Customer Question

We are a small company of about 26 people in Pennsylvania. We have a few outside sales personnel. Everyone is required to punch in and out using our time card system as we generate PTO hours based on hours worked. For out sales personnel who travel, when they travel, they do not have access to the time clock so I enter a standard 9 hours on days traveled for these sales people. The argument has come up that by me doing that I could affect their workers compensation should they be injured while at a trade show, etc. I am familiar with 785.39 when traveling via airplane or car, etc. but what if I put the standard hours in and they are injured at the trade show or at a clients store? Would that affect their workers compensation? My original answer was no because they are punched in already....
Submitted: 8 months ago.
Category: Employment Law
Expert:  Delta-Lawyer replied 8 months ago.

I hope this message finds you well, present circumstances excluded. I am a licensed attorney with over a dozen years of employment law experience. It is a pleasure to assist you today.

The short answer is that you are likely fine taking the approach that you are taking relative to the approximation for workers comp as long as you can show, if audited or questioned, that the nine hours that you give these individuals is approximately on average what they are working.

In order to do that you need to be able to show, in some capacity, that their outside sales requirements on average, results in a 9 hour work day. This should be re-producible via some form of documentation. If you cannot produce some form of documentation that approximates the 9 hours, then you may need to go to another system...such as a call in system wherein they call in to a call center to note they are on the clock and then they call in when they go off the clock. If they are on sales calls in a company vehicle, you can purchase CAD systems that are GPS monitoring devices that can evidence whether they are actually moving or on location relative to their stated calls.

So, there are methodologies all the way around here, but in short, as long as you can show that their average outside work day approximates 9 hours, then you are good to go.

Let me know if you have any other questions or comments.

Please also rate my answer positively (three or more stars) so I can receive credit for my work.

Best wishes going forward!
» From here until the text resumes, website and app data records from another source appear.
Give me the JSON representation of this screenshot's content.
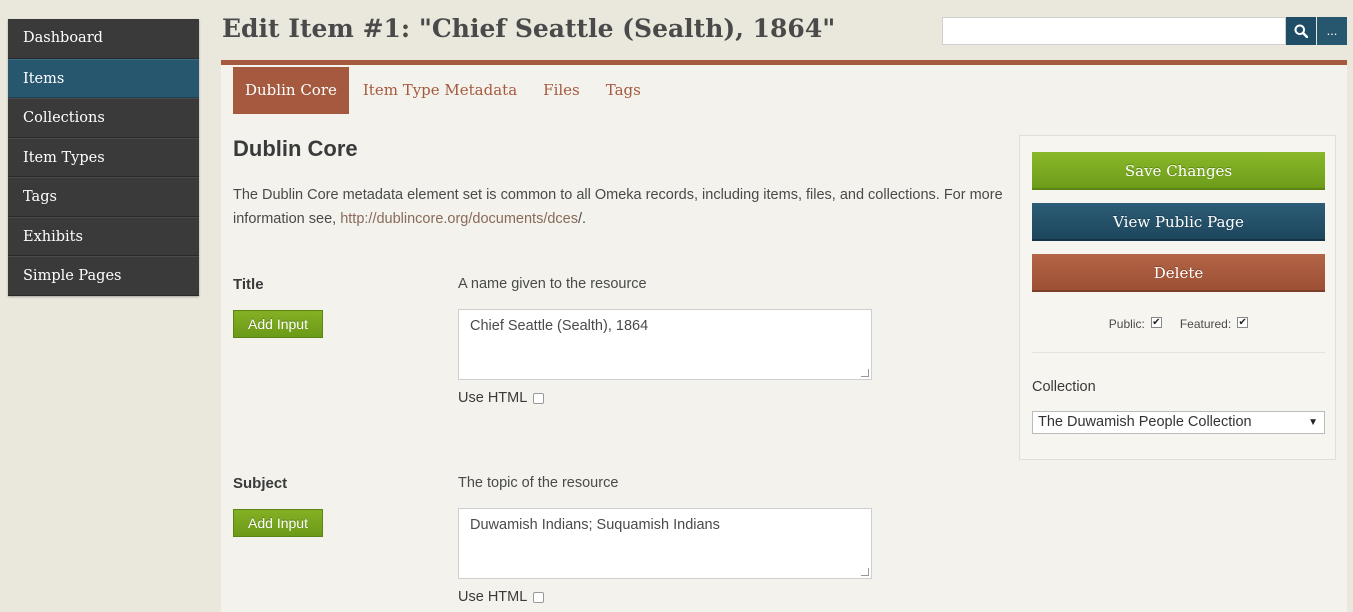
{
  "sidebar": {
    "items": [
      {
        "label": "Dashboard"
      },
      {
        "label": "Items"
      },
      {
        "label": "Collections"
      },
      {
        "label": "Item Types"
      },
      {
        "label": "Tags"
      },
      {
        "label": "Exhibits"
      },
      {
        "label": "Simple Pages"
      }
    ],
    "active": "Items"
  },
  "header": {
    "title": "Edit Item #1: \"Chief Seattle (Sealth), 1864\"",
    "search": {
      "value": "",
      "placeholder": "",
      "more_label": "..."
    }
  },
  "tabs": [
    {
      "label": "Dublin Core",
      "active": true
    },
    {
      "label": "Item Type Metadata",
      "active": false
    },
    {
      "label": "Files",
      "active": false
    },
    {
      "label": "Tags",
      "active": false
    }
  ],
  "section": {
    "title": "Dublin Core",
    "intro_text": "The Dublin Core metadata element set is common to all Omeka records, including items, files, and collections. For more information see, ",
    "intro_link": "http://dublincore.org/documents/dces",
    "intro_end": "/."
  },
  "fields": [
    {
      "label": "Title",
      "description": "A name given to the resource",
      "add_input_label": "Add Input",
      "value": "Chief Seattle (Sealth), 1864",
      "use_html_label": "Use HTML"
    },
    {
      "label": "Subject",
      "description": "The topic of the resource",
      "add_input_label": "Add Input",
      "value": "Duwamish Indians; Suquamish Indians",
      "use_html_label": "Use HTML"
    }
  ],
  "panel": {
    "save_label": "Save Changes",
    "view_label": "View Public Page",
    "delete_label": "Delete",
    "public_label": "Public:",
    "public_checked": true,
    "featured_label": "Featured:",
    "featured_checked": true,
    "collection_label": "Collection",
    "collection_value": "The Duwamish People Collection"
  },
  "colors": {
    "accent": "#a55a3f",
    "nav_active": "#27566f",
    "save": "#7aab22",
    "view": "#254f66",
    "delete": "#a85a3d"
  }
}
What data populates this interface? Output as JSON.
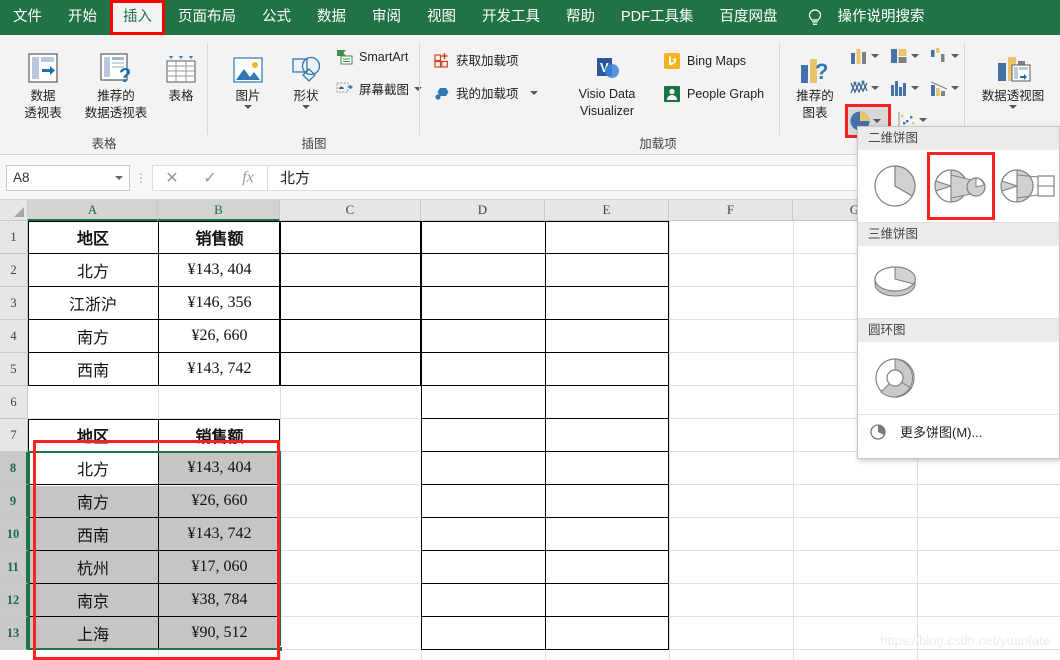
{
  "menu": {
    "items": [
      {
        "label": "文件",
        "active": false
      },
      {
        "label": "开始",
        "active": false
      },
      {
        "label": "插入",
        "active": true
      },
      {
        "label": "页面布局",
        "active": false
      },
      {
        "label": "公式",
        "active": false
      },
      {
        "label": "数据",
        "active": false
      },
      {
        "label": "审阅",
        "active": false
      },
      {
        "label": "视图",
        "active": false
      },
      {
        "label": "开发工具",
        "active": false
      },
      {
        "label": "帮助",
        "active": false
      },
      {
        "label": "PDF工具集",
        "active": false
      },
      {
        "label": "百度网盘",
        "active": false
      }
    ],
    "tell_me": "操作说明搜索"
  },
  "ribbon": {
    "groups": [
      {
        "label": "表格"
      },
      {
        "label": "插图"
      },
      {
        "label": "加载项"
      },
      {
        "label": ""
      },
      {
        "label": ""
      }
    ],
    "pivot_table": "数据\n透视表",
    "pivot_table_l1": "数据",
    "pivot_table_l2": "透视表",
    "recommended_pivot_l1": "推荐的",
    "recommended_pivot_l2": "数据透视表",
    "table": "表格",
    "picture": "图片",
    "shapes": "形状",
    "smartart": "SmartArt",
    "screenshot": "屏幕截图",
    "get_addins": "获取加载项",
    "my_addins": "我的加载项",
    "visio_l1": "Visio Data",
    "visio_l2": "Visualizer",
    "bing_maps": "Bing Maps",
    "people_graph": "People Graph",
    "recommended_charts_l1": "推荐的",
    "recommended_charts_l2": "图表",
    "pivot_chart": "数据透视图"
  },
  "pie_dropdown": {
    "section_2d": "二维饼图",
    "section_3d": "三维饼图",
    "section_doughnut": "圆环图",
    "more": "更多饼图(M)...",
    "highlighted_index": 1
  },
  "formula_bar": {
    "name_box": "A8",
    "cancel_icon": "✕",
    "confirm_icon": "✓",
    "function_icon": "fx",
    "value": "北方"
  },
  "sheet": {
    "columns": [
      "A",
      "B",
      "C",
      "D",
      "E",
      "F",
      "G"
    ],
    "rows": [
      "1",
      "2",
      "3",
      "4",
      "5",
      "6",
      "7",
      "8",
      "9",
      "10",
      "11",
      "12",
      "13"
    ],
    "selected_range": "A8:B13",
    "selected_columns": [
      "A",
      "B"
    ],
    "selected_rows": [
      "8",
      "9",
      "10",
      "11",
      "12",
      "13"
    ],
    "cells": [
      {
        "row": 1,
        "col": "A",
        "value": "地区",
        "bold": true
      },
      {
        "row": 1,
        "col": "B",
        "value": "销售额",
        "bold": true
      },
      {
        "row": 2,
        "col": "A",
        "value": "北方",
        "bold": false
      },
      {
        "row": 2,
        "col": "B",
        "value": "¥143, 404",
        "bold": false
      },
      {
        "row": 3,
        "col": "A",
        "value": "江浙沪",
        "bold": false
      },
      {
        "row": 3,
        "col": "B",
        "value": "¥146, 356",
        "bold": false
      },
      {
        "row": 4,
        "col": "A",
        "value": "南方",
        "bold": false
      },
      {
        "row": 4,
        "col": "B",
        "value": "¥26, 660",
        "bold": false
      },
      {
        "row": 5,
        "col": "A",
        "value": "西南",
        "bold": false
      },
      {
        "row": 5,
        "col": "B",
        "value": "¥143, 742",
        "bold": false
      },
      {
        "row": 7,
        "col": "A",
        "value": "地区",
        "bold": true
      },
      {
        "row": 7,
        "col": "B",
        "value": "销售额",
        "bold": true
      },
      {
        "row": 8,
        "col": "A",
        "value": "北方",
        "bold": false
      },
      {
        "row": 8,
        "col": "B",
        "value": "¥143, 404",
        "bold": false
      },
      {
        "row": 9,
        "col": "A",
        "value": "南方",
        "bold": false
      },
      {
        "row": 9,
        "col": "B",
        "value": "¥26, 660",
        "bold": false
      },
      {
        "row": 10,
        "col": "A",
        "value": "西南",
        "bold": false
      },
      {
        "row": 10,
        "col": "B",
        "value": "¥143, 742",
        "bold": false
      },
      {
        "row": 11,
        "col": "A",
        "value": "杭州",
        "bold": false
      },
      {
        "row": 11,
        "col": "B",
        "value": "¥17, 060",
        "bold": false
      },
      {
        "row": 12,
        "col": "A",
        "value": "南京",
        "bold": false
      },
      {
        "row": 12,
        "col": "B",
        "value": "¥38, 784",
        "bold": false
      },
      {
        "row": 13,
        "col": "A",
        "value": "上海",
        "bold": false
      },
      {
        "row": 13,
        "col": "B",
        "value": "¥90, 512",
        "bold": false
      }
    ]
  },
  "watermark": "https://blog.csdn.net/yuanfate",
  "colors": {
    "excel_green": "#217346",
    "highlight_red": "#ff2020",
    "selection_green": "#217346",
    "ribbon_bg": "#f3f3f3",
    "header_gray": "#e6e6e6",
    "shaded_cell": "#c5c5c5"
  }
}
Expert:  Delta-Lawyer replied 8 months ago.

Just checking to see if you have any additional questions. I want to make sure you are as comfortable as possible as you move forward. Thanks!